Prince William takes to CCTV to call for ban on ivory trade

By Chen Mengwei ( China Daily ) Updated: 2015-10-21 08:31:35

Prince William takes to CCTV to call for ban on ivory trade

Britain's Prince William meets retired Chinese basketball player Yao Ming and explorer Bear Grylls before delivering a speech on the illegal wildlife trade for China Central Television, at King's College, in London, on Monday. STUART C. WILSON/AP

In a message carried on China Central Television on Monday, Prince William told Chinese people not to buy ivory or any other illegal animal products, as part of a campaign to end the trade in ivory.

"In the 33 years since I was born, we have lost around 70 percent of Africa's elephant population. Of those that are left, 20,000 are being killed every year-that is 54 elephants killed every single day," Prince William said.

"At this rate, children born this year, like my daughter Charlotte, will see the last wild elephants and rhinos die before their 25th birthdays."

Posters of Prince William can be seen in Beijing subway stations-sometimes standing side by side with China's former basketball star Yao Ming-promoting the idea that without the trade in ivory, the killing of wildlife will stop.

Li Yonghui, director of the international relations department at Beijing Foreign Studies University, said Prince William's call for a ban on the trade of ivory is "a very smart move", as it will help boost the overall image of the UK, the royal family, and especially the prince himself.

"For China, this is also a great opportunity to borrow the influence of Prince William and the British royal family to push forward wildlife protection domestically," Li added.

Ding Chun, director of the Center for European Studies of Fudan University, said the fact that Prince William is willing and able to go on the air on China Central Television, China's equivalent of the BBC, while President Xi Jinping is paying a state visit, is an indication of how much bilateral relations have improved.

"Prince William, with his media exposure and positive image, will be able to play an unparalleled role in not just wildlife protection, but also the entire people-to-people exchange sector, which is becoming a highlight of bilateral cooperation," Ding said.

"I am absolutely convinced that China can become a global leader in the protection of wildlife," Prince William said. "Your influence in the world means you can change the face of conservation in this century."

In February, China announced a one-year ban on the import of African ivory carvings, days ahead of Prince William's royal visit to Beijing in March, during which he urged for an end to the ivory trade.
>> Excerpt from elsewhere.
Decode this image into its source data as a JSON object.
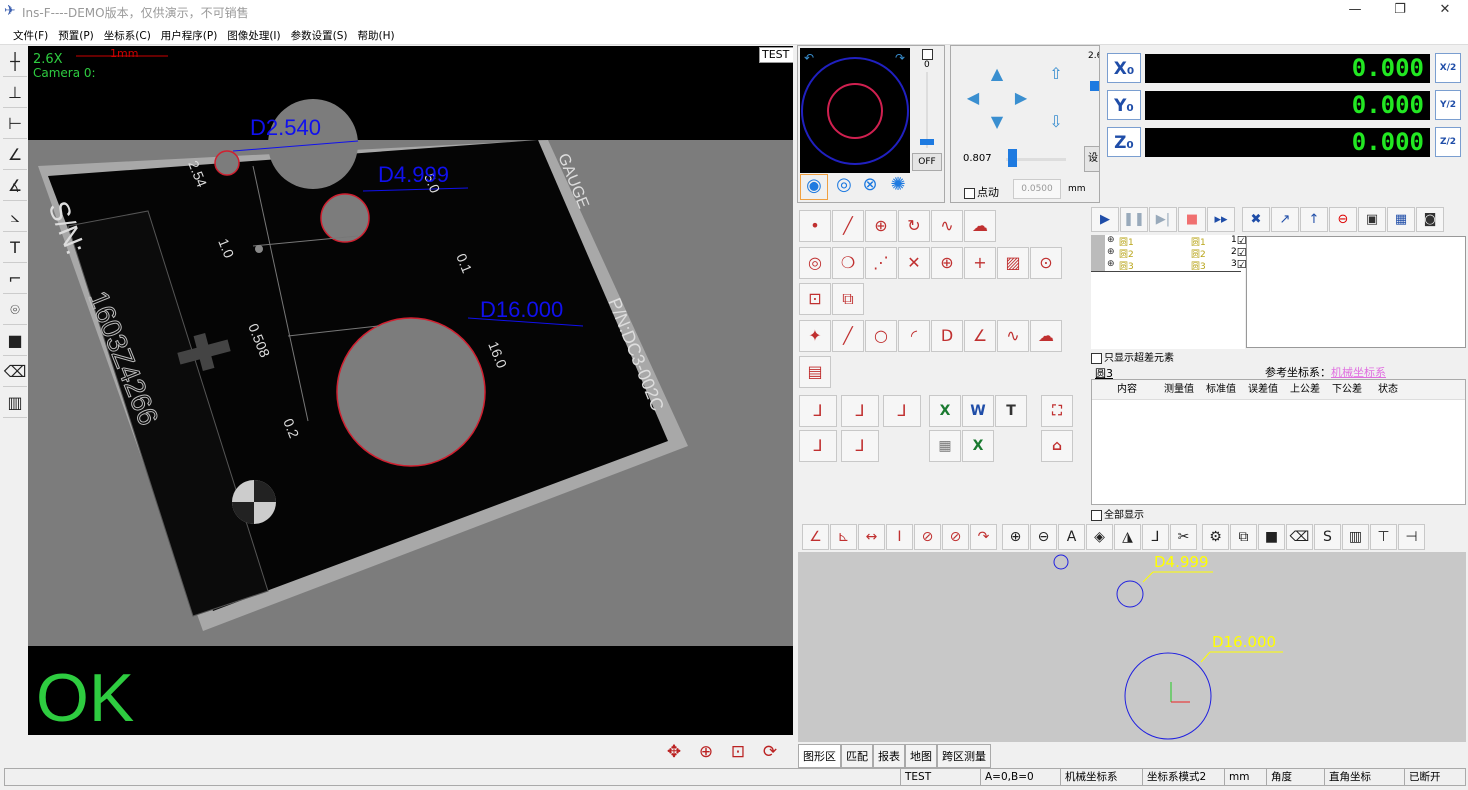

AFP contributed to this story.


Peng visits Fortismere School in London

Major collaborations between top museums in China and UK

Editor's Picks
Hot words

Most Popular